Creatine monohydrate: Nature’s performance enhancer

Creatine occurs naturally in skeletal muscles and helps supply energy to muscle and nerve cells. Without creatine, we would not be able to perform muscle contractions required to generate effective power. Early in the twentieth century, scientists discovered that consuming supplemental forms of creatine increased the creatine stores in muscles, thereby providing a crucial energy source for explosive muscular movements – like those involved in weight training and sports. It is now widely agreed up that creatine is one the better nutritional supplements, that increases muscle energy which in turn helps increase strength and muscle mass.

Creatine monohydrate
A creatine molecule

Though the market is full of fancy creatines, many of which include other helpful ergogenics, pure creatine monohydrate remains one of the cheapest, most effective and most researched forms of creatine. Creatine monohydrate is simply creatine with an attached molecule of water. Creatine prices have come down a lot over the last few years and I therefore recommend using a creatine monohydrate manufactured by Creapure.

Creapure is a German company that produces one of the purest creatines available. I know of four creatine brands that use Creapure creatine monohydrate:

Regardless of what it says on the label, creatine loading is not required. Studies show that the body’s creatine stores are usually saturated within 30 days using a dose of 1 gram of creatine per 40 pounds of bodyweight. Creatine can be taken first thing in the morning on non-workout days and either pre-workout or post-workout on days that you are exercising. Supplementing with creatine monohydrate while ensuring a sound diet and exercise regimen should result in increased muscle mass, strength gains, harder muscles and in many cases, reduced body fat. Some recent studies have also shown that creatine may have positive effects on the brain and could be useful in treating/preventing neurological and neuromuscular diseases.

Creatine monohydrate research

Long-term creatine supplementation does not significantly affect clinical markers of health in athletes.

Kreider RB, Melton C, Rasmussen CJ, Greenwood M, Lancaster S, Cantler EC, Milnor P, Almada AL.

Exercise and Sport Nutrition Laboratory, Department of Human Movement Sciences and Education, The University of Memphis, Memphis, TN, USA. Richard_Kreider @

Creatine has been reported to be an effective ergogenic aid for athletes. However, concerns have been raised regarding the long-term safety of creatine supplementation. This study examined the effects of long-term creatine supplementation on a 69-item panel of serum, whole blood, and urinary markers of clinical health status in athletes. Over a 21-month period, 98 Division IA college football players were administered in an open label manner creatine or non-creatine containing supplements following training sessions.
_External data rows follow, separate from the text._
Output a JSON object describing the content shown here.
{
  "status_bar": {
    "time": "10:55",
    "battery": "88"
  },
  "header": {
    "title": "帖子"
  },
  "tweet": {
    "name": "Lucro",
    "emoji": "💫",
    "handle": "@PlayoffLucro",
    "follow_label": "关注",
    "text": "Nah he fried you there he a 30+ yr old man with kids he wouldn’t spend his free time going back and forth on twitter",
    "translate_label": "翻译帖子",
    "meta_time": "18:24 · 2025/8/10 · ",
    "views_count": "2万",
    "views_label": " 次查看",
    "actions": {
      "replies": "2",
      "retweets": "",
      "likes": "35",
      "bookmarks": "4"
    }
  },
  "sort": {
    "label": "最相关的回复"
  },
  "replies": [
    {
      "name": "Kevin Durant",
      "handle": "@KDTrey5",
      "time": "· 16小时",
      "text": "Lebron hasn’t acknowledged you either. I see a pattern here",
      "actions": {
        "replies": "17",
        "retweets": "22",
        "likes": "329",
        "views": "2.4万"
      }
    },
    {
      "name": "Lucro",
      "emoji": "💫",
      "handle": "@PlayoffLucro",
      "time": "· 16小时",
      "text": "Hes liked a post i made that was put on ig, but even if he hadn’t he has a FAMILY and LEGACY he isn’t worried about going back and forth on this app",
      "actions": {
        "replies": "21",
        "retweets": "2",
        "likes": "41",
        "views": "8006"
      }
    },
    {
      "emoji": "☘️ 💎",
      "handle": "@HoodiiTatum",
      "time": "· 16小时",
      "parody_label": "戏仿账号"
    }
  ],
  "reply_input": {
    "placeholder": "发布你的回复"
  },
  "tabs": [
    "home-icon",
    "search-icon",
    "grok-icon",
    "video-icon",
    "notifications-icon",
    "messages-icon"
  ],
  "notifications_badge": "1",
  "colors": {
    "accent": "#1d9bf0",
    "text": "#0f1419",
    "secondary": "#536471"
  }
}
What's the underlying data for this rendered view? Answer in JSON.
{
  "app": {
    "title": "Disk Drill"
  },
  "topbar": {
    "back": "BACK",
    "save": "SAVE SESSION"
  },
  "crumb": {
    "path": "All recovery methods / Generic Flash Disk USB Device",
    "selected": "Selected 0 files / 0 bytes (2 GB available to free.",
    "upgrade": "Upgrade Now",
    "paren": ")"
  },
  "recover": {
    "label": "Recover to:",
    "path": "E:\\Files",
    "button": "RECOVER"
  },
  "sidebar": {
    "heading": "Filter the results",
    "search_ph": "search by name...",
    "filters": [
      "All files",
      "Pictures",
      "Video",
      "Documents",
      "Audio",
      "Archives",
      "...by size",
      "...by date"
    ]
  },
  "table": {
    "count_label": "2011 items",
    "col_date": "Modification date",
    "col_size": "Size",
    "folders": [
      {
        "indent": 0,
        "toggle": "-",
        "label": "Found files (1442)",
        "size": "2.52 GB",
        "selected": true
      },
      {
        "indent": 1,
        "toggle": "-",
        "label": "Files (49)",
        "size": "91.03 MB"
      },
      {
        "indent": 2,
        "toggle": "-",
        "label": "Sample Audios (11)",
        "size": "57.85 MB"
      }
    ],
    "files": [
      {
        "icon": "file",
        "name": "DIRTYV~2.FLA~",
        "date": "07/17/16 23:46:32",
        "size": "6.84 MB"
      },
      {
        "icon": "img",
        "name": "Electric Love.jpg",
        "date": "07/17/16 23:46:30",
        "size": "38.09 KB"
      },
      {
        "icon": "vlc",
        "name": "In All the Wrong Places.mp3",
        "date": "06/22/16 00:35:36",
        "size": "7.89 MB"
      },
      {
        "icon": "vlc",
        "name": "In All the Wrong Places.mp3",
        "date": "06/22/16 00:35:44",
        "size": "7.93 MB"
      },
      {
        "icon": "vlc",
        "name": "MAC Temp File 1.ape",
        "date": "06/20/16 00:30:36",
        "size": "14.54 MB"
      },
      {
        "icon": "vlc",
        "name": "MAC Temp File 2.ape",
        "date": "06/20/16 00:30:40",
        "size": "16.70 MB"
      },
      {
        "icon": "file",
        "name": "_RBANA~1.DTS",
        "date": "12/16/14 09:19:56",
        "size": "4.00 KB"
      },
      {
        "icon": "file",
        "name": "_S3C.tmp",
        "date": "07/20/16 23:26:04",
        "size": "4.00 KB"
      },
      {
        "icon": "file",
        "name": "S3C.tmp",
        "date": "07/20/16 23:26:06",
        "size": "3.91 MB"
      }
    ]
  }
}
Subjects who ingested creatine were administered 15.75 g/day of creatine monohydrate for 5 days and an average of 5 g/day thereafter in 5-10 g/day doses. Fasting blood and 24-h urine samples were collected at 0, 1, 1.5, 4, 6, 10, 12, 17, and 21 months of training. A comprehensive quantitative clinical chemistry panel was determined on serum and whole blood samples (metabolic markers, muscle and liver enzymes, electrolytes, lipid profiles, hematological markers, and lymphocytes). In addition, urine samples were quantitatively and qualitative analyzed to assess clinical status and renal function.

At the end of the study, subjects were categorized into groups that did not take creatine (n = 44) and subjects who took creatine for 0-6 months (mean 4.4 +/- 1.8 months, n = 12), 7-12 months (mean 9.3 +/- 2.0 months, n = 25), and 12-21 months (mean 19.3 +/- 2.4 months, n = 17). Baseline and the subjects’ final blood and urine samples were analyzed by MANOVA and 2 x 2 repeated measures ANOVA univariate tests. MANOVA revealed no significant differences (p = 0.51) among groups in the 54-item panel of quantitative blood and urine markers assessed. Univariate analysis revealed no clinically significant interactions among groups in markers of clinical status. In addition, no apparent differences were observed among groups in the 15-item panel of qualitative urine markers.

Results indicate that long-term creatine supplementation (up to 21-months) does not appear to adversely effect markers of health status in athletes undergoing intense training in comparison to athletes who do not take creatine.